Freshman Seminars: Introduction to inquiry
Freshmen build skills, bond with classmates in seminars
Princeton NJ — As part of their introduction to Princeton, freshmen this fall have been performing in a laptop computer orchestra, examining the growing presence of Hispanics in America and finding the holy in everyday life through contemporary fiction.
All of these topics — and 69 others — are being covered in the Freshman Seminar Program this year. The seminars are intended to provide the individual attention and introduction to inquiry that is so crucial for new students.
Some 880 freshmen — about 70 percent of the class — will take advantage of the opportunity to work in small-group settings with professors on topics of particular interest.
Some 880 freshmen — about 70 percent of the class — will take advantage of the opportunity to work in small-group settings with professors on topics of particular interest.

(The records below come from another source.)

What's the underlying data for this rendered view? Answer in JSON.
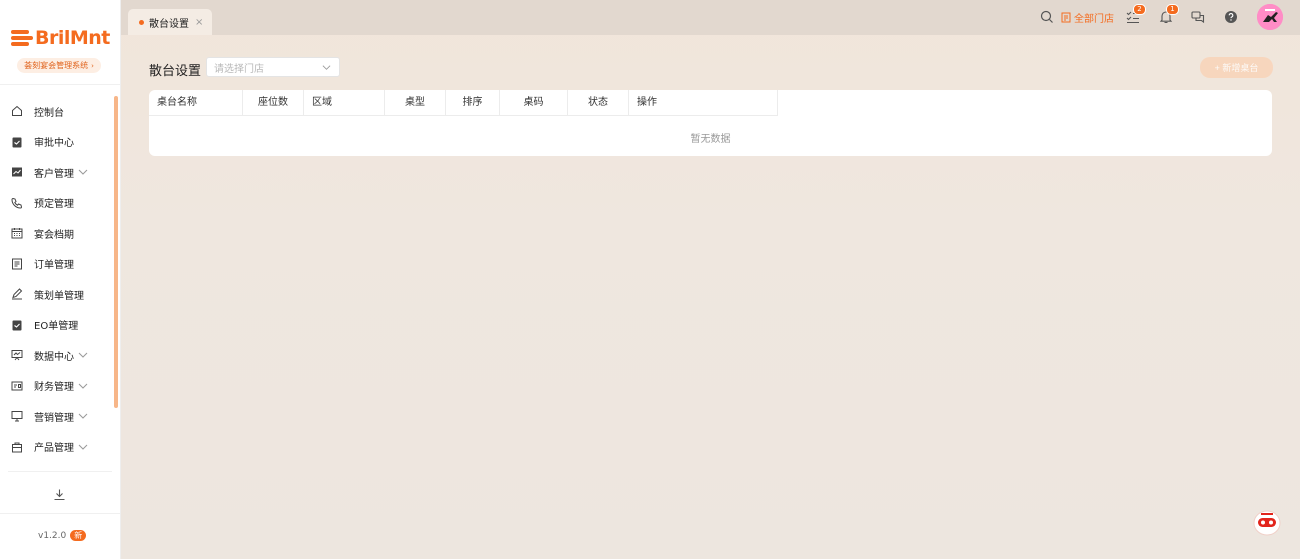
{
  "brand": {
    "logo_text": "BrilMnt",
    "system_name": "荟刻宴会管理系统"
  },
  "sidebar": {
    "items": [
      {
        "label": "控制台",
        "icon": "home-icon",
        "expandable": false
      },
      {
        "label": "审批中心",
        "icon": "clipboard-check-icon",
        "expandable": false
      },
      {
        "label": "客户管理",
        "icon": "chart-line-icon",
        "expandable": true
      },
      {
        "label": "预定管理",
        "icon": "phone-icon",
        "expandable": false
      },
      {
        "label": "宴会档期",
        "icon": "calendar-icon",
        "expandable": false
      },
      {
        "label": "订单管理",
        "icon": "document-icon",
        "expandable": false
      },
      {
        "label": "策划单管理",
        "icon": "pen-icon",
        "expandable": false
      },
      {
        "label": "EO单管理",
        "icon": "clipboard-check-icon",
        "expandable": false
      },
      {
        "label": "数据中心",
        "icon": "presentation-icon",
        "expandable": true
      },
      {
        "label": "财务管理",
        "icon": "wallet-icon",
        "expandable": true
      },
      {
        "label": "营销管理",
        "icon": "monitor-icon",
        "expandable": true
      },
      {
        "label": "产品管理",
        "icon": "bag-icon",
        "expandable": true
      }
    ],
    "version": "v1.2.0",
    "new_badge": "新"
  },
  "tabs": [
    {
      "label": "散台设置",
      "active": true
    }
  ],
  "topbar": {
    "store_selector": "全部门店",
    "todo_badge": "2",
    "notification_badge": "1"
  },
  "page": {
    "title": "散台设置",
    "store_placeholder": "请选择门店",
    "add_button": "+ 新增桌台"
  },
  "table": {
    "columns": [
      "桌台名称",
      "座位数",
      "区域",
      "桌型",
      "排序",
      "桌码",
      "状态",
      "操作"
    ],
    "rows": [],
    "empty_text": "暂无数据"
  },
  "colors": {
    "accent": "#f46b1f",
    "sidebar_scroll": "#f7b689"
  }
}
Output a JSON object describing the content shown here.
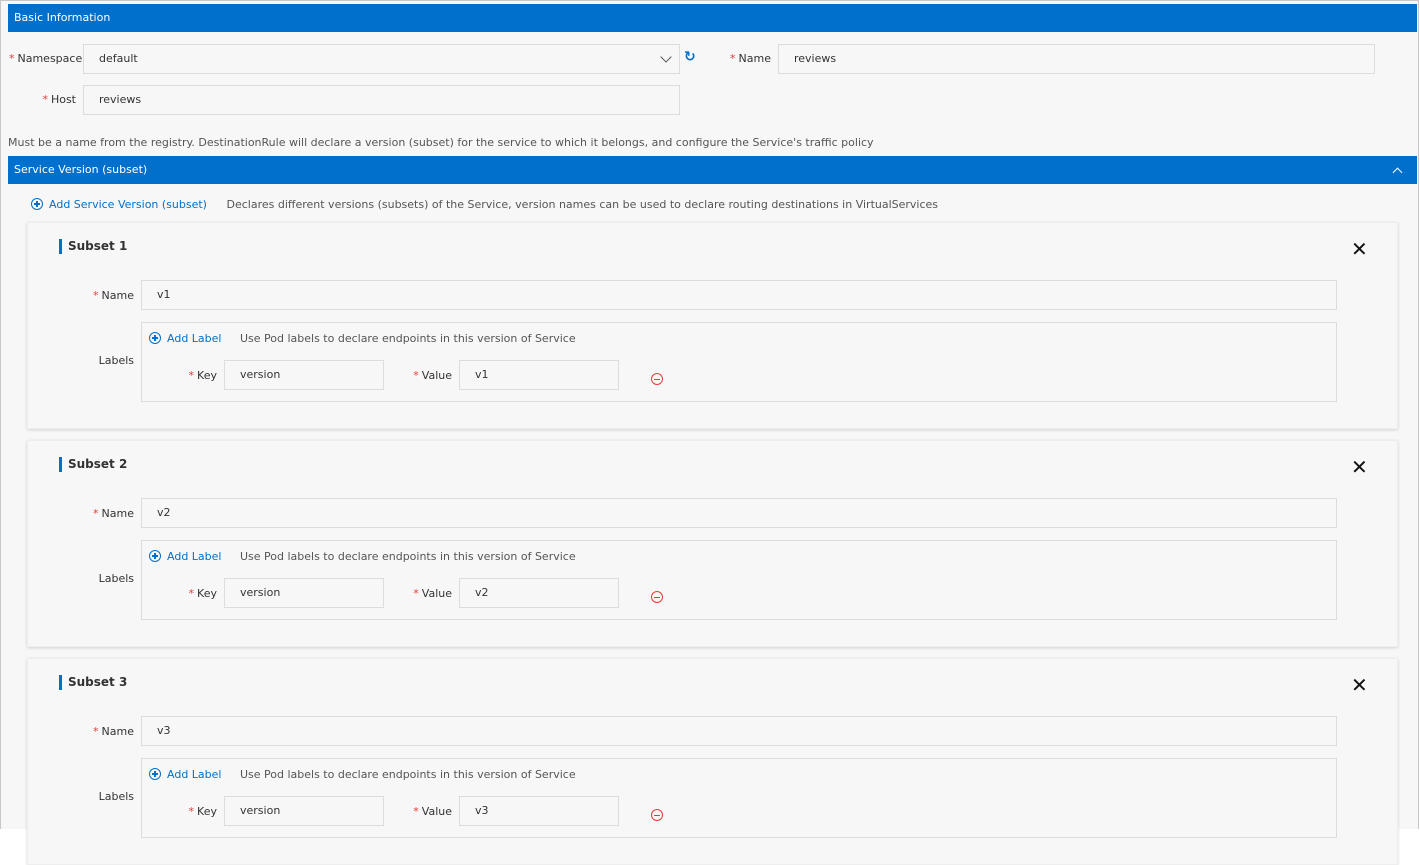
{
  "basic": {
    "title": "Basic Information",
    "namespace_label": "Namespace",
    "namespace_value": "default",
    "name_label": "Name",
    "name_value": "reviews",
    "host_label": "Host",
    "host_value": "reviews",
    "help": "Must be a name from the registry. DestinationRule will declare a version (subset) for the service to which it belongs, and configure the Service's traffic policy"
  },
  "service": {
    "title": "Service Version (subset)",
    "add_label": "Add Service Version (subset)",
    "add_help": "Declares different versions (subsets) of the Service, version names can be used to declare routing destinations in VirtualServices"
  },
  "subsets": [
    {
      "title": "Subset 1",
      "name_label": "Name",
      "name": "v1",
      "labels_label": "Labels",
      "add_label": "Add Label",
      "add_help": "Use Pod labels to declare endpoints in this version of Service",
      "key_label": "Key",
      "key": "version",
      "value_label": "Value",
      "value": "v1"
    },
    {
      "title": "Subset 2",
      "name_label": "Name",
      "name": "v2",
      "labels_label": "Labels",
      "add_label": "Add Label",
      "add_help": "Use Pod labels to declare endpoints in this version of Service",
      "key_label": "Key",
      "key": "version",
      "value_label": "Value",
      "value": "v2"
    },
    {
      "title": "Subset 3",
      "name_label": "Name",
      "name": "v3",
      "labels_label": "Labels",
      "add_label": "Add Label",
      "add_help": "Use Pod labels to declare endpoints in this version of Service",
      "key_label": "Key",
      "key": "version",
      "value_label": "Value",
      "value": "v3"
    }
  ],
  "colors": {
    "accent": "#0070cc",
    "required": "#e23c39"
  }
}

Most freshman seminars do not require prior knowledge in the subject, relying on the expertise of the faculty members and on the hard work and enthusiasm of the students. Faculty members emphasize discussion, papers and in-class presentations rather than quizzes and exams.
The students usually meet in the residential colleges and often continue discussions over meals and in other informal settings. The seminar program and the residential colleges frequently co-sponsor special events, such as film series, guest lectures, museum trips and field excursions.
Students commonly say that their freshman seminar was one of their best academic experiences at Princeton and that they form their most enduring intellectual friendships with fellow students in the seminar.
This issue of the Princeton Weekly Bulletin includes stories on three of the fall freshman seminars.